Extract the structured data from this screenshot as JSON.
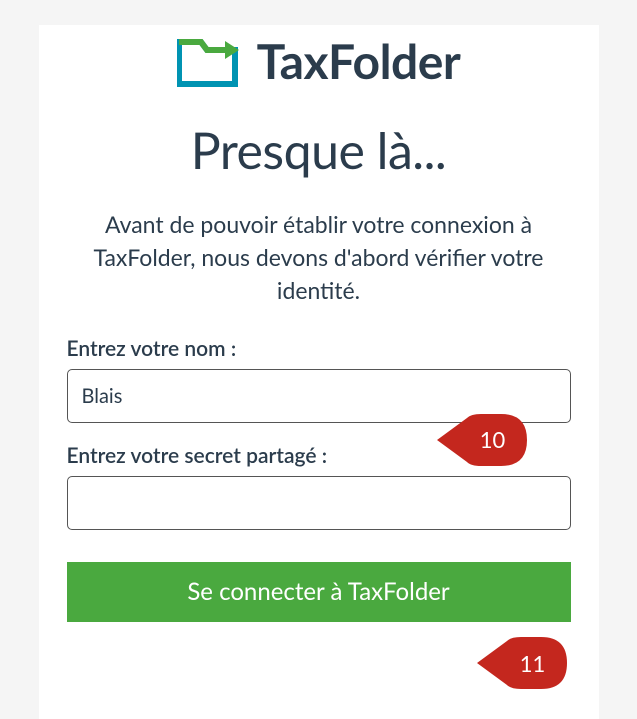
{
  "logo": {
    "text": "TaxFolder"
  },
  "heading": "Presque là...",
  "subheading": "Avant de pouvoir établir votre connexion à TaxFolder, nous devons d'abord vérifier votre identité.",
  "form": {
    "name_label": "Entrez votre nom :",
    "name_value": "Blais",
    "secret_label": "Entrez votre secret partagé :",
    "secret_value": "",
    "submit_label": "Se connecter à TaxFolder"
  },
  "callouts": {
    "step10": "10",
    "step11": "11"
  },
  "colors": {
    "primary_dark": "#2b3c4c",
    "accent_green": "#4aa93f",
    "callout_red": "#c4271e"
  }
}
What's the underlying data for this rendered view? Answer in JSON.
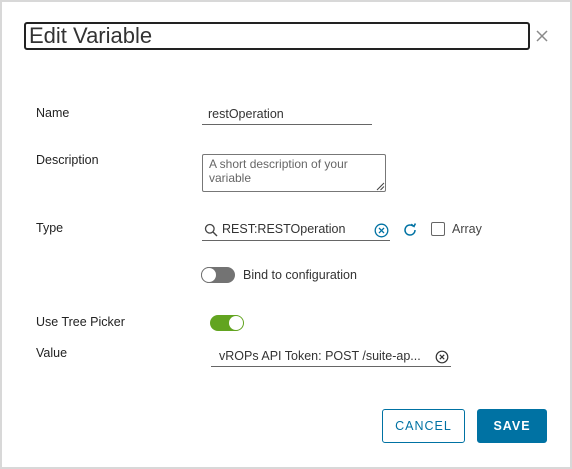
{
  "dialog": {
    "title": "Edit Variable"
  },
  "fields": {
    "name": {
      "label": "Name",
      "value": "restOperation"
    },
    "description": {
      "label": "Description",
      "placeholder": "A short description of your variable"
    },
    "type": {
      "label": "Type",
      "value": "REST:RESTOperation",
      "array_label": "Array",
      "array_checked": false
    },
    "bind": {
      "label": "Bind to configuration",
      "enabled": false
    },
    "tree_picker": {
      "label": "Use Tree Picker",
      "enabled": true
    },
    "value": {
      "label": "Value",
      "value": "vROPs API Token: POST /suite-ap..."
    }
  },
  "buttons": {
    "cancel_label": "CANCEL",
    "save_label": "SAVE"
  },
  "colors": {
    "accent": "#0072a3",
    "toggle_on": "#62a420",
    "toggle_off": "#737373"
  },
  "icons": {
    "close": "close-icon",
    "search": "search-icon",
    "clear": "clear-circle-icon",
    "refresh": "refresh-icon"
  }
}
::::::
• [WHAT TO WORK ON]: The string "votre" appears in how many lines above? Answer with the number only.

• [RESPONSE]: 3